Kiowa returned to the United States that fall. For the remainder of the war, she operated along the Eastern Seaboard. Kiowa’s duties included assisting and towing disabled vessels and escorting merchant ships to the convoy lanes. Kiowa also served as a tanker, fueling numerous ships at sea.
Between 1946 and 1959, Kiowa served along an extensive stretch of the coast of North American between the Panama Canal Zone and Newfoundland. Her duties during this time included towing ship and engaging in salvage work.
In May 1959, Kiowa played pivotal part in the U.S. space program when she recovered the nose cone of a Jupiter AM -18 missile that NASA had fired 300 miles (482.8 kilometers) into space from Cape Canaveral in Florida. The missile cone contained two simian passengers, a rhesus macaque named Able and a squirrel monkey named Baker.
The missile’s nose cone splashed down in an area of the Caribbean Sea located about 40 miles (64.4 kilometers) north of Antigua. The crew of Kiowa successfully retrieved the nose cone and the spacefaring monkeys inside it at that site. Able and Baker were the first monkeys to survive a spaceflight. (Able, however, died only four days later from an adverse reaction to anesthesia during emergency surgery; Baker lived until 1984.)
In 1966, Kiowa participated in yet another high-stakes effort after a hydrogen bomb fell into the Mediterranean Sea when the U.S. Air Force B-52G Stratofortress that had been carrying it collided with a tanker aircraft up in the sky. Kiowa was one of 28 vessels that the Navy, in response to a request from the USAF for help, sent to the Mediterranean to conduct an intensive search for the missing bomb. Two-and-a-half months after the collision, that bomb was located by the Navy submersible DSV Alvin and retrieved from the bottom of the sea by the underwater vehicle CURV I.
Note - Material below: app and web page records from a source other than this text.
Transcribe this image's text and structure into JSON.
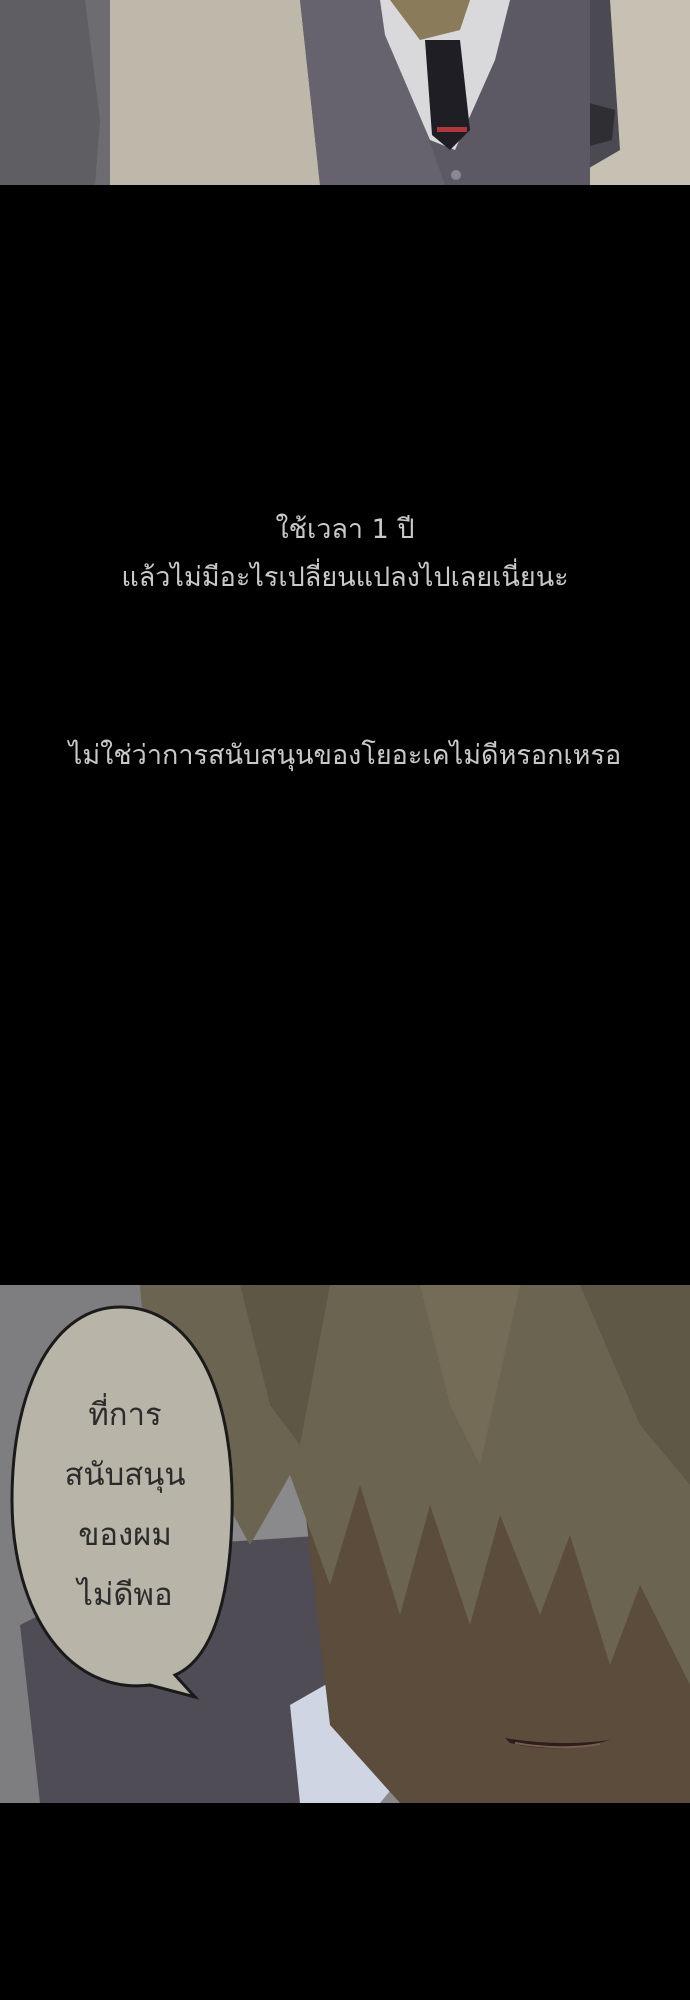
{
  "narration": {
    "line1": "ใช้เวลา 1 ปี",
    "line2": "แล้วไม่มีอะไรเปลี่ยนแปลงไปเลยเนี่ยนะ",
    "line3": "ไม่ใช่ว่าการสนับสนุนของโยอะเคไม่ดีหรอกเหรอ"
  },
  "speech_bubble": {
    "lines": [
      "ที่การ",
      "สนับสนุน",
      "ของผม",
      "ไม่ดีพอ"
    ]
  },
  "colors": {
    "background": "#000000",
    "narration_text": "#c9c9c9",
    "bubble_fill": "#b8b5a8",
    "hair": "#6b6450",
    "cardigan": "#5a5660"
  }
}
Kiowa remained in active service in the U.S. Navy until 1972, when she was loaned to the Dominican Republic. After being stricken from the U.S. Naval Vessel Register seven years later, Kiowa continued to serve in the Dominican Navy under the name Macorix. She was decommissioned by the Dominican Navy and returned to the U.S. Navy in 1986. In 1994, the longtime vessel was sold for scrapping.